Swoosh down the plastic table slopes in your magnificent snow tube, then grab a delicious cup of hot chocolate (enhanced with chocolate scratch-and-sniff stickers) at the sweetest little snow station in the universe – the Cocoa Chalet!
We read Snow Day! written by Lester L. Laminack, and illustrated by Adam Gustavson (Peachtree, 2007). Did the weatherman just predict snow? Woo hoo! No school! A dad and his two kids run through the list of marvelous things they’re going to do on their snow day…hot chocolate, warm blankets, snow forts, sledding. Up the stairs to bed they go, anticipating all the fun. Except it doesn’t snow. Dang.

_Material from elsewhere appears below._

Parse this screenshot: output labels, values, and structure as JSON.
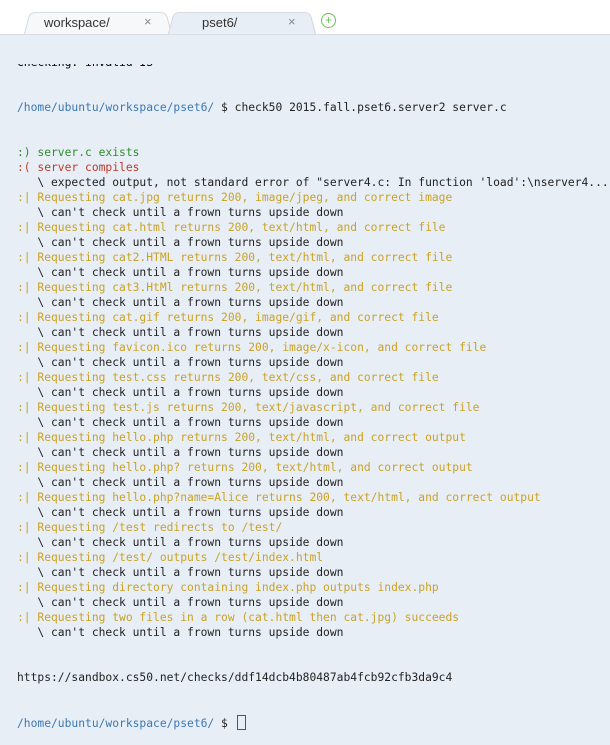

Dad’s especially upset…because he’s the teacher!
- 2 small tissue boxes
- 2 pieces of tagboard
- 4 mini craft sticks (ours were 3″ long)
- 2 large plastic buttons
- 2 toilet paper tubes
- A selection of construction paper
- 1 snow tubing slope (more on this below)
- Scissors and tape for construction
- Markers for decorating
- Hot glue
Snow tubes first! Cut the bottom off a tissue box, leaving 1″ sides on the box. Cut a circular tube shape out of tagboard or poster board. Decorate it, then hot glue (or tape) it to the top of the box. Next, flip the snow tube box over and glue two mini craft stick runners to the bottom – this will allow the tube to slide most effectively. Finally, hot glue (or tape) a large plastic button to the inside bottom of the box. This provides the weight that will send your tube zipping down the hill rather than slow-poking to a halt.
The tube rider is a toilet paper tube decorated with construction paper and markers. We added a felt scarf and a pair of mini pom-pom earmuffs as well. Did you recognize the red-cloaked rider on the right? That’s Little Red Skating Hood from this magnetic ice rink story time! We had kids make 2 snow tubes and 2 riders so they can race them down the hill.
Your snow tubes are done, now for the slope! These were two, 6′ plastic tables we secured on stools. We’ve done exactly the same thing for this sled run and this country-to-city truck run. For snow tubing purposes, however, we made 4 racing lanes:
We took four, 60″ pieces of PVC pipe, and speared wads of polyester fill on them. Then, we used packing tape to secure the PVC pipes to the tables. We left 11″ of space at the bottom of the racing lanes to encourage exciting tube crashes. Important! Test the tube riders on your slope a couple times. If the poly fill is bulging out too much, the riders will get stuck and won’t slide down the slope.
The mini-craft stick runners, the plastic button weight, testing the poly fill snow bulges…it might seem like a lot of extra steps, but the project won’t work as well without these things. We believe snow tubes need to zip, slide, and careen off things. Check out the results!
After everyone had played in the slopes, we headed over to “The Cocoa Chalet” for a delicious drink. This blog has amply demonstrated how much we love crafting retail opportunities (exhibits a, b, c, d, e, f, g, h, and i). So bring on the hot chocolate stands I say! I made the Cocoa Chalet with a box lid and a poster board roof. The snow is fabric batting someone donated:
Here’s the back of the chalet. As you can see, the whole thing is attached to a cake pad base. Oh, and the chimney is a bubble tea straw.
The hot chocolate was a little piece of brown construction paper curled into a 1oz plastic sample cup. I topped it off with some poly fill whipped cream, then added a chocolate scratch-and-sniff sticker so the cup would exude a chocolatey bouquet.
Hey! Do you want to see the most amazing hot chocolate in the world that I consume far too much of? Right here, my friend. Right here.